Your mission, should you decide to accept it (cue the Mission Impossible! music) is to:
1) Judy Russell asked six questions in her 2014 Keynote address at RootsTech to determine if audience members knew certain family stories about their parents, grandparents and great-grandparents. She demonstrated very well that family stories are lost within three generations if they are not recorded and passed on to later generations.
2) This week, I want you to answer Judy's six questions, but about YOUR own life story, not your ancestors. Here are the questions:
a) What was your first illness as a child?
b) What was the first funeral you attended?
c) What was your favorite book as a child?
d) What was your favorite class in elementary school?
e) What was your favorite toy as a child?
f) Did you learn how to swim, and where did you learn?
3) Tell us in your own blog post, or in a comment to this post, or in a Facebook or Google+ post.

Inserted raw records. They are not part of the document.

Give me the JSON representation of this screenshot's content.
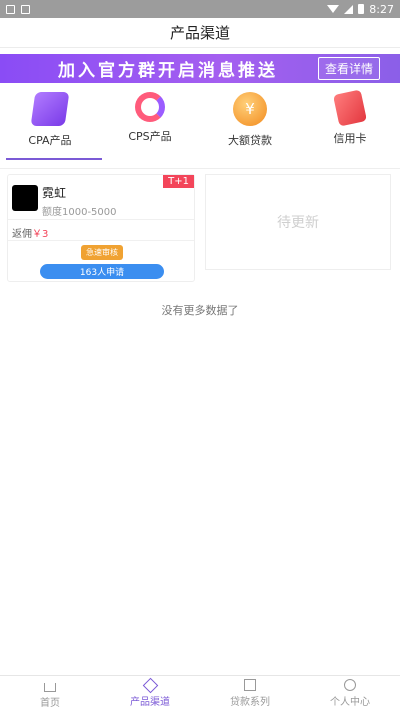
{
  "status_bar": {
    "time": "8:27"
  },
  "header": {
    "title": "产品渠道"
  },
  "banner": {
    "text": "加入官方群开启消息推送",
    "button": "查看详情"
  },
  "categories": [
    {
      "label": "CPA产品",
      "icon": "cpa-icon",
      "active": true
    },
    {
      "label": "CPS产品",
      "icon": "cps-icon",
      "active": false
    },
    {
      "label": "大额贷款",
      "icon": "large-loan-icon",
      "active": false
    },
    {
      "label": "信用卡",
      "icon": "credit-card-icon",
      "active": false
    }
  ],
  "product": {
    "tag": "T+1",
    "name": "霓虹",
    "limit": "额度1000-5000",
    "rebate_label": "返佣",
    "rebate_value": "￥3",
    "fast_badge": "急速审核",
    "apply_label": "163人申请"
  },
  "placeholder": {
    "text": "待更新"
  },
  "list_end": {
    "text": "没有更多数据了"
  },
  "tabbar": [
    {
      "label": "首页",
      "icon": "home-icon",
      "active": false
    },
    {
      "label": "产品渠道",
      "icon": "product-channel-icon",
      "active": true
    },
    {
      "label": "贷款系列",
      "icon": "loan-series-icon",
      "active": false
    },
    {
      "label": "个人中心",
      "icon": "user-center-icon",
      "active": false
    }
  ],
  "colors": {
    "accent": "#7b5ad6",
    "banner": "#8a4cf5",
    "tag": "#f3455a",
    "apply": "#3b8ef0",
    "fast": "#f0a232"
  }
}
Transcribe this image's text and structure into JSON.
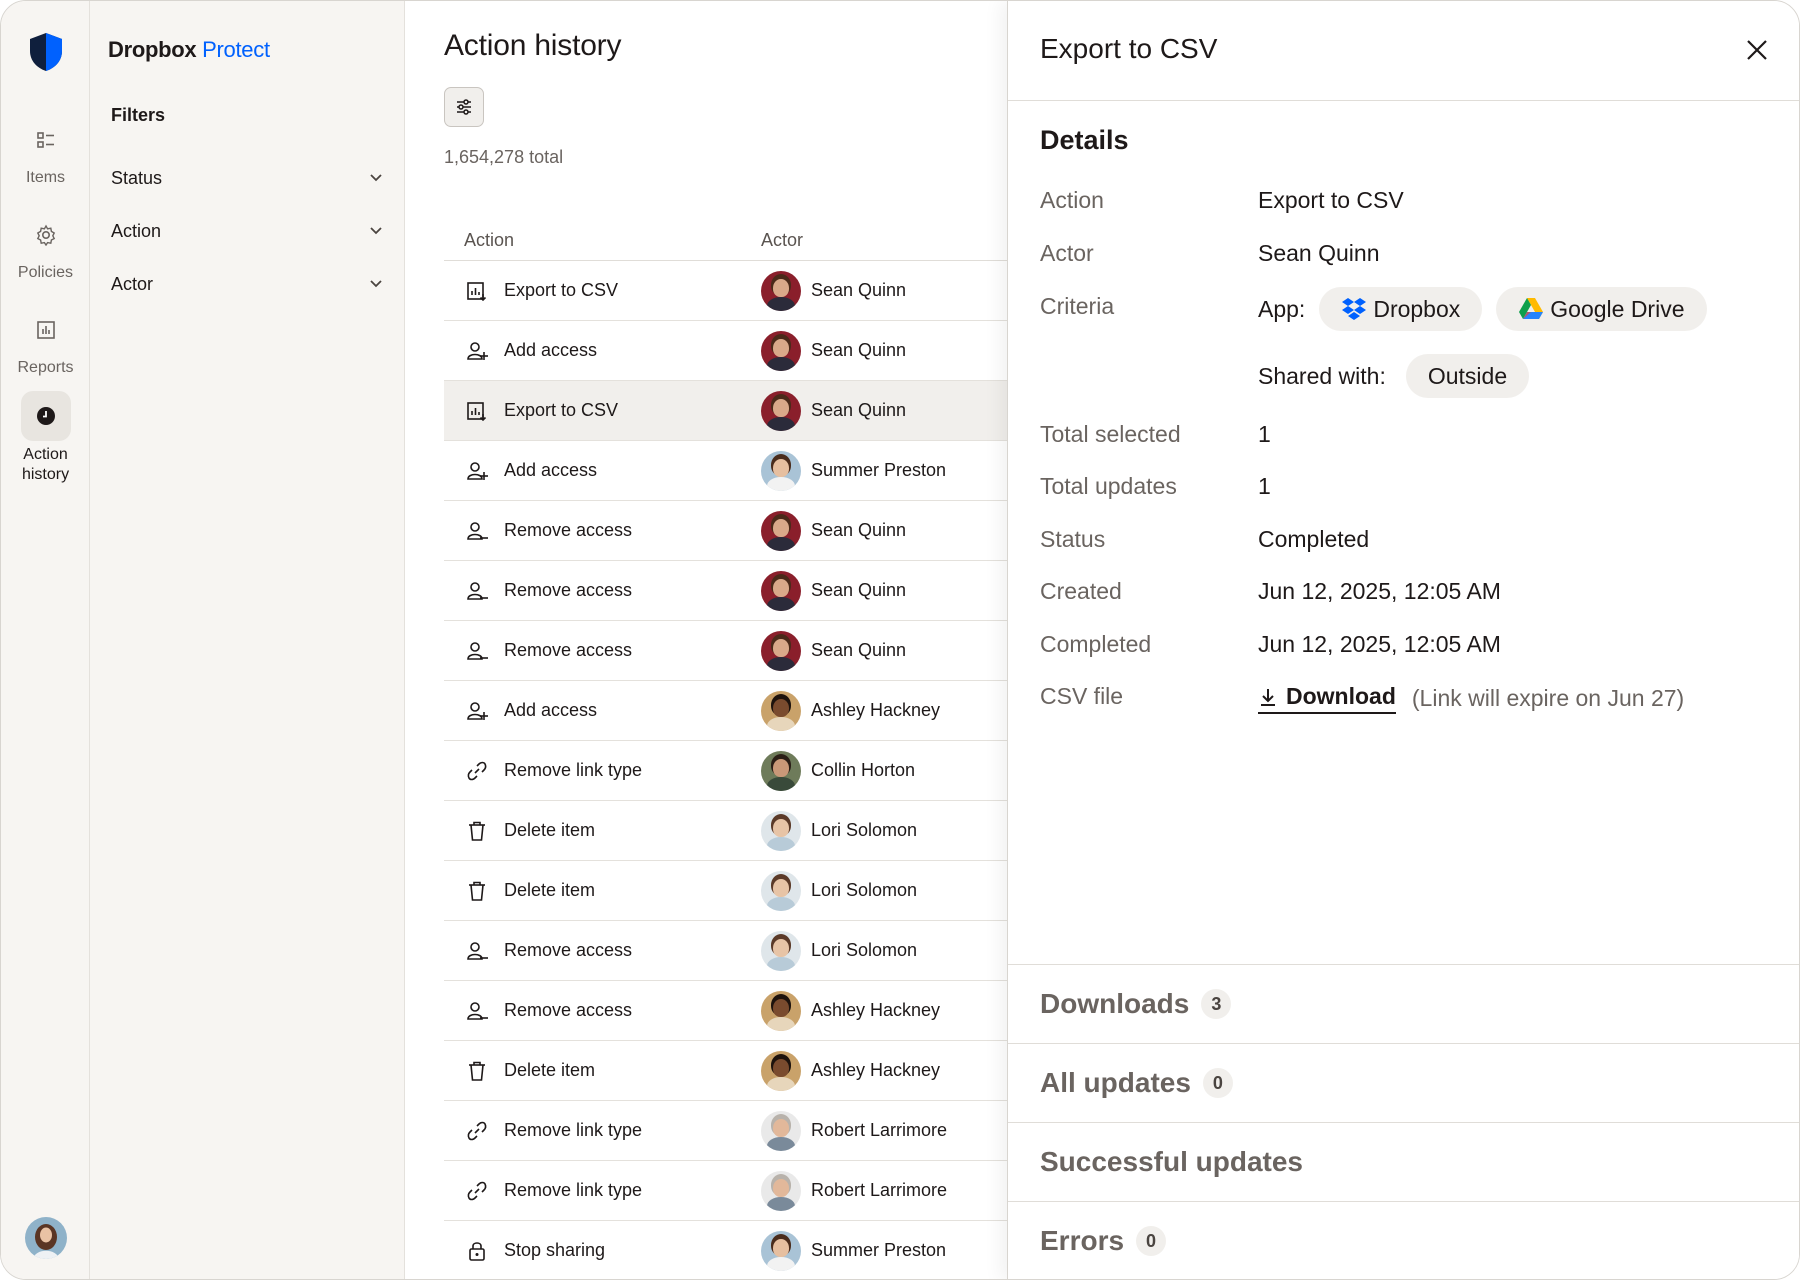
{
  "brand": {
    "name": "Dropbox",
    "product": "Protect"
  },
  "rail": {
    "items": [
      {
        "label": "Items",
        "icon": "items-icon"
      },
      {
        "label": "Policies",
        "icon": "policies-icon"
      },
      {
        "label": "Reports",
        "icon": "reports-icon"
      },
      {
        "label": "Action history",
        "icon": "clock-icon",
        "active": true
      }
    ]
  },
  "filters": {
    "title": "Filters",
    "items": [
      {
        "label": "Status"
      },
      {
        "label": "Action"
      },
      {
        "label": "Actor"
      }
    ]
  },
  "main": {
    "title": "Action history",
    "total": "1,654,278 total",
    "columns": {
      "action": "Action",
      "actor": "Actor"
    },
    "rows": [
      {
        "action": "Export to CSV",
        "icon": "export-icon",
        "actor": "Sean Quinn",
        "avatar": "sq"
      },
      {
        "action": "Add access",
        "icon": "add-access-icon",
        "actor": "Sean Quinn",
        "avatar": "sq"
      },
      {
        "action": "Export to CSV",
        "icon": "export-icon",
        "actor": "Sean Quinn",
        "avatar": "sq",
        "hover": true
      },
      {
        "action": "Add access",
        "icon": "add-access-icon",
        "actor": "Summer Preston",
        "avatar": "sp"
      },
      {
        "action": "Remove access",
        "icon": "remove-access-icon",
        "actor": "Sean Quinn",
        "avatar": "sq"
      },
      {
        "action": "Remove access",
        "icon": "remove-access-icon",
        "actor": "Sean Quinn",
        "avatar": "sq"
      },
      {
        "action": "Remove access",
        "icon": "remove-access-icon",
        "actor": "Sean Quinn",
        "avatar": "sq"
      },
      {
        "action": "Add access",
        "icon": "add-access-icon",
        "actor": "Ashley Hackney",
        "avatar": "ah"
      },
      {
        "action": "Remove link type",
        "icon": "link-icon",
        "actor": "Collin Horton",
        "avatar": "ch"
      },
      {
        "action": "Delete item",
        "icon": "trash-icon",
        "actor": "Lori Solomon",
        "avatar": "ls"
      },
      {
        "action": "Delete item",
        "icon": "trash-icon",
        "actor": "Lori Solomon",
        "avatar": "ls"
      },
      {
        "action": "Remove access",
        "icon": "remove-access-icon",
        "actor": "Lori Solomon",
        "avatar": "ls"
      },
      {
        "action": "Remove access",
        "icon": "remove-access-icon",
        "actor": "Ashley Hackney",
        "avatar": "ah"
      },
      {
        "action": "Delete item",
        "icon": "trash-icon",
        "actor": "Ashley Hackney",
        "avatar": "ah"
      },
      {
        "action": "Remove link type",
        "icon": "link-icon",
        "actor": "Robert Larrimore",
        "avatar": "rl"
      },
      {
        "action": "Remove link type",
        "icon": "link-icon",
        "actor": "Robert Larrimore",
        "avatar": "rl"
      },
      {
        "action": "Stop sharing",
        "icon": "lock-icon",
        "actor": "Summer Preston",
        "avatar": "sp"
      }
    ]
  },
  "drawer": {
    "title": "Export to CSV",
    "section": "Details",
    "labels": {
      "action": "Action",
      "actor": "Actor",
      "criteria": "Criteria",
      "total_selected": "Total selected",
      "total_updates": "Total updates",
      "status": "Status",
      "created": "Created",
      "completed": "Completed",
      "csv_file": "CSV file"
    },
    "values": {
      "action": "Export to CSV",
      "actor": "Sean Quinn",
      "app_label": "App:",
      "app_1": "Dropbox",
      "app_2": "Google Drive",
      "shared_label": "Shared with:",
      "shared_value": "Outside",
      "total_selected": "1",
      "total_updates": "1",
      "status": "Completed",
      "created": "Jun 12, 2025, 12:05 AM",
      "completed": "Jun 12, 2025, 12:05 AM",
      "download": "Download",
      "expiry_note": "(Link will expire on Jun 27)"
    },
    "sections": [
      {
        "label": "Downloads",
        "count": "3"
      },
      {
        "label": "All updates",
        "count": "0"
      },
      {
        "label": "Successful updates"
      },
      {
        "label": "Errors",
        "count": "0"
      }
    ]
  },
  "colors": {
    "accent": "#0061fe",
    "text": "#1e1919",
    "muted": "#6a6460",
    "surface": "#f7f5f2"
  }
}
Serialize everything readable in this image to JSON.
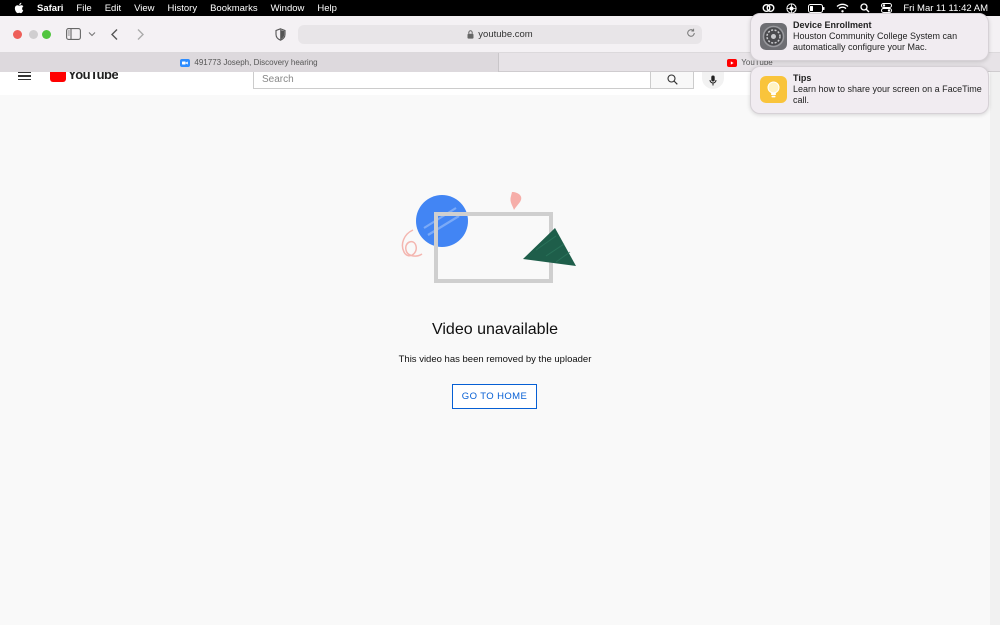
{
  "menubar": {
    "app": "Safari",
    "items": [
      "File",
      "Edit",
      "View",
      "History",
      "Bookmarks",
      "Window",
      "Help"
    ],
    "clock": "Fri Mar 11  11:42 AM"
  },
  "toolbar": {
    "url": "youtube.com"
  },
  "tabs": [
    {
      "label": "491773 Joseph, Discovery hearing",
      "icon": "zoom-icon",
      "color": "#2d8cff"
    },
    {
      "label": "YouTube",
      "icon": "youtube-icon",
      "color": "#ff0000"
    }
  ],
  "youtube": {
    "logo_text": "YouTube",
    "search_placeholder": "Search"
  },
  "main": {
    "title": "Video unavailable",
    "subtitle": "This video has been removed by the uploader",
    "button_label": "GO TO HOME"
  },
  "notifications": [
    {
      "title": "Device Enrollment",
      "body": "Houston Community College System can automatically configure your Mac.",
      "icon": "system-preferences-icon"
    },
    {
      "title": "Tips",
      "body": "Learn how to share your screen on a FaceTime call.",
      "icon": "tips-icon"
    }
  ],
  "colors": {
    "accent": "#065fd4",
    "youtube_red": "#ff0000"
  }
}
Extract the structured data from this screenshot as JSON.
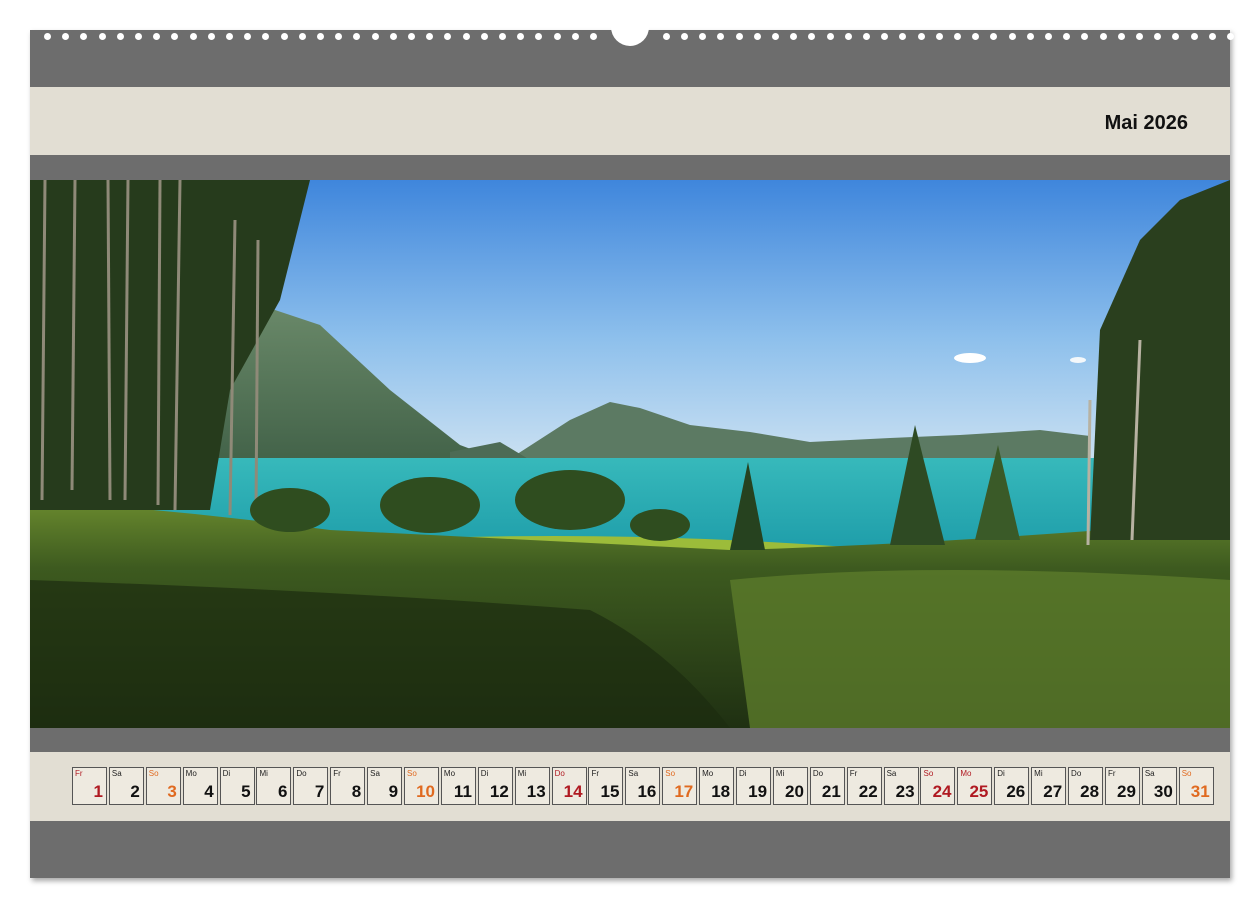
{
  "calendar": {
    "month_title": "Mai 2026",
    "colors": {
      "frame": "#6d6d6d",
      "band": "#e2ded3",
      "sunday": "#e06a20",
      "holiday": "#b01a22"
    },
    "photo_icon": "lake-landscape-photo",
    "days": [
      {
        "wd": "Fr",
        "num": "1",
        "kind": "holiday"
      },
      {
        "wd": "Sa",
        "num": "2",
        "kind": "normal"
      },
      {
        "wd": "So",
        "num": "3",
        "kind": "sunday"
      },
      {
        "wd": "Mo",
        "num": "4",
        "kind": "normal"
      },
      {
        "wd": "Di",
        "num": "5",
        "kind": "normal"
      },
      {
        "wd": "Mi",
        "num": "6",
        "kind": "normal"
      },
      {
        "wd": "Do",
        "num": "7",
        "kind": "normal"
      },
      {
        "wd": "Fr",
        "num": "8",
        "kind": "normal"
      },
      {
        "wd": "Sa",
        "num": "9",
        "kind": "normal"
      },
      {
        "wd": "So",
        "num": "10",
        "kind": "sunday"
      },
      {
        "wd": "Mo",
        "num": "11",
        "kind": "normal"
      },
      {
        "wd": "Di",
        "num": "12",
        "kind": "normal"
      },
      {
        "wd": "Mi",
        "num": "13",
        "kind": "normal"
      },
      {
        "wd": "Do",
        "num": "14",
        "kind": "holiday"
      },
      {
        "wd": "Fr",
        "num": "15",
        "kind": "normal"
      },
      {
        "wd": "Sa",
        "num": "16",
        "kind": "normal"
      },
      {
        "wd": "So",
        "num": "17",
        "kind": "sunday"
      },
      {
        "wd": "Mo",
        "num": "18",
        "kind": "normal"
      },
      {
        "wd": "Di",
        "num": "19",
        "kind": "normal"
      },
      {
        "wd": "Mi",
        "num": "20",
        "kind": "normal"
      },
      {
        "wd": "Do",
        "num": "21",
        "kind": "normal"
      },
      {
        "wd": "Fr",
        "num": "22",
        "kind": "normal"
      },
      {
        "wd": "Sa",
        "num": "23",
        "kind": "normal"
      },
      {
        "wd": "So",
        "num": "24",
        "kind": "holiday"
      },
      {
        "wd": "Mo",
        "num": "25",
        "kind": "holiday"
      },
      {
        "wd": "Di",
        "num": "26",
        "kind": "normal"
      },
      {
        "wd": "Mi",
        "num": "27",
        "kind": "normal"
      },
      {
        "wd": "Do",
        "num": "28",
        "kind": "normal"
      },
      {
        "wd": "Fr",
        "num": "29",
        "kind": "normal"
      },
      {
        "wd": "Sa",
        "num": "30",
        "kind": "normal"
      },
      {
        "wd": "So",
        "num": "31",
        "kind": "sunday"
      }
    ]
  }
}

My mother kept a baby book about my early childhood and I’ll use that for some of the questions. I have scanned the pages so the book can be put away safely.
1. My first illness was having Scarlet Fever in September 1959. I was five years old and had just started kindergarten. My mother wrote “Rest and the miracle drugs.” I was thinking that our family was quarantined, but in researching scarlet fever, I find no reference to the need. I do remember the doctor coming to the house, though, and how I hated the tongue depressor, as it seemed he was trying to gag me.
2. The first funeral I attended was when I was nineteen. My maternal grandfather, Tom J. Johnston, died on 11 July 1973, and the funeral was held at the Oak Park Hills Chapel two days later. We were promised that the casket would be closed, but it hadn’t been. What a shock to see a dead person, though he had been made up quite nicely. My youngest sisters, who were nine and seven, were not there, as my parents thought they were too young. I don’t remember details about the funeral, but remember riding on a jump seat in a limousine to the cemetery. The gathering afterwards was at my grandmother’s home and we saw cousins we rarely had seen before. My Aunt June had brought the best tasting lemon meringue pie I had ever eaten.
3. My favorite books as a young child were the Little Bear books by Else Holmelund Minarik with drawings by Maurice Sendak and the Angus books by Marjorie Flack. I loved them so much I bought them for my own daughters to read and enjoy. Later, I was a big fan of biographies in the Childhood of Famous Americans series and I read them all from the school library. Then I discovered mysteries and read everything I could get a hold of: Nancy Drew, Hardy Boys, then the Man From Uncle series.
4. My favorite class in elementary school was art. Our classroom teacher had activities for us and once a month the district art teacher came and taught us specific techniques. In intermediate school, I finally got to take art as an elective and did for both 7th and 8th grade. I probably wasn’t as proficient with the technique as other students, but I enjoyed creating art very much. By the end of 10th grade I decided I was not talented enough to take on the more complicated projects and selected other classes as electives. I wish I had a sample of my art. I know my parents saved some but since their deaths, I don't know what happened to them. Perhaps I have some in storage.
5. I didn’t care for dolls but in 5th grade, trolls were introduced and I loved them. My mother found a pattern to make clothes for them out of felt, so none of my trolls were naked anymore. We made troll houses out of cardboard boxes and furniture out of smaller boxes. I even had a troll that fit on the end of my pencil. It was fun to play with their long hair.
6. Ugh, swimming. I finally learned to swim in the summer between 5th and 6th grade. I could play around in shallow pools, but my mother decided we would all really learn to swim. She enrolled us at the high school pool and because I couldn’t swim at all, I was put in the beginner’s class—full of six and seven-year-olds. That was enough motivation for me to learn to swim really fast. In two days I was moved up to a class more my age group. I’m still not very good at swimming. I don’t like to put my face underwater. Some summers we had doughboy pools, and later, our neighbor, the Potters, let us swim in their pool. It was always a treat to go there. But I found sunbathing a lot more fun than swimming.
Copyright © 2018 by Lisa Suzanne Gorrell, My Trails into the Past. All Rights Reserved.